## Exercise requirements:
Could you output the entries that follow exactly, omitting any pictures they contain?

*** Input ***

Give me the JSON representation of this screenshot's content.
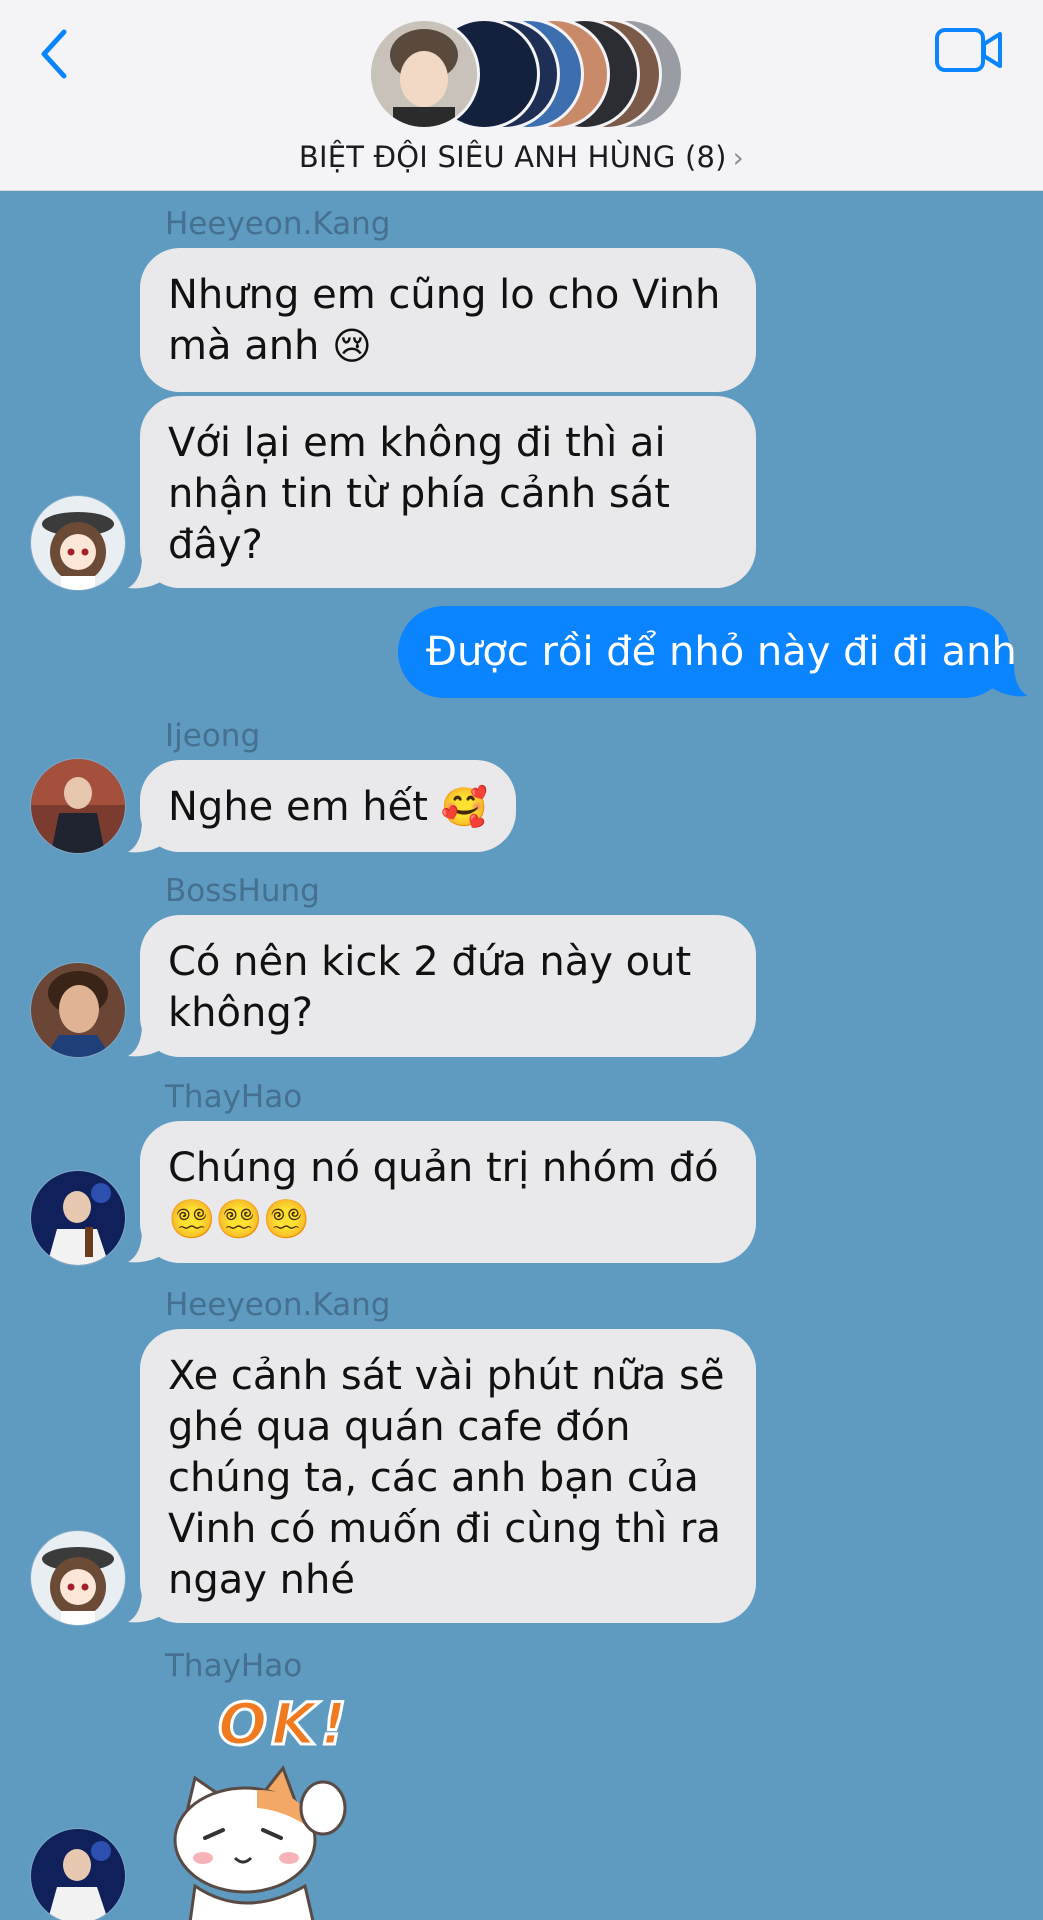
{
  "header": {
    "group_title": "BIỆT ĐỘI SIÊU ANH HÙNG (8)",
    "chevron": "›",
    "back_icon": "chevron-left-icon",
    "video_icon": "video-camera-icon",
    "accent_color": "#0a84ff"
  },
  "messages": [
    {
      "sender": "Heeyeon.Kang",
      "text": "Nhưng em cũng lo cho Vinh mà anh",
      "emoji": "😢"
    },
    {
      "text": "Với lại em không đi thì ai nhận tin từ phía cảnh sát đây?"
    },
    {
      "outgoing": true,
      "text": "Được rồi để nhỏ này đi đi anh"
    },
    {
      "sender": "Ijeong",
      "text": "Nghe em hết",
      "emoji": "🥰"
    },
    {
      "sender": "BossHung",
      "text": "Có nên kick 2 đứa này out không?"
    },
    {
      "sender": "ThayHao",
      "text": "Chúng nó quản trị nhóm đó",
      "emoji": "😵‍💫😵‍💫😵‍💫"
    },
    {
      "sender": "Heeyeon.Kang",
      "text": "Xe cảnh sát vài phút nữa sẽ ghé qua quán cafe đón chúng ta, các anh bạn của Vinh có muốn đi cùng thì ra ngay nhé"
    },
    {
      "sender": "ThayHao",
      "sticker": "cat-ok-sticker",
      "sticker_text": "OK!"
    }
  ],
  "colors": {
    "chat_background": "#5f9bc0",
    "incoming_bubble": "#e9e9eb",
    "outgoing_bubble": "#0a84ff",
    "header_background": "#f4f4f7"
  }
}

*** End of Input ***

## Exercise answer:
Give me the JSON representation of this screenshot's content.
{
  "header": {
    "group_title": "BIỆT ĐỘI SIÊU ANH HÙNG (8)",
    "chevron": "›",
    "back_icon": "chevron-left-icon",
    "video_icon": "video-camera-icon",
    "accent_color": "#0a84ff"
  },
  "messages": [
    {
      "sender": "Heeyeon.Kang",
      "text": "Nhưng em cũng lo cho Vinh mà anh",
      "emoji": "😢"
    },
    {
      "text": "Với lại em không đi thì ai nhận tin từ phía cảnh sát đây?"
    },
    {
      "outgoing": true,
      "text": "Được rồi để nhỏ này đi đi anh"
    },
    {
      "sender": "Ijeong",
      "text": "Nghe em hết",
      "emoji": "🥰"
    },
    {
      "sender": "BossHung",
      "text": "Có nên kick 2 đứa này out không?"
    },
    {
      "sender": "ThayHao",
      "text": "Chúng nó quản trị nhóm đó",
      "emoji": "😵‍💫😵‍💫😵‍💫"
    },
    {
      "sender": "Heeyeon.Kang",
      "text": "Xe cảnh sát vài phút nữa sẽ ghé qua quán cafe đón chúng ta, các anh bạn của Vinh có muốn đi cùng thì ra ngay nhé"
    },
    {
      "sender": "ThayHao",
      "sticker": "cat-ok-sticker",
      "sticker_text": "OK!"
    }
  ],
  "colors": {
    "chat_background": "#5f9bc0",
    "incoming_bubble": "#e9e9eb",
    "outgoing_bubble": "#0a84ff",
    "header_background": "#f4f4f7"
  }
}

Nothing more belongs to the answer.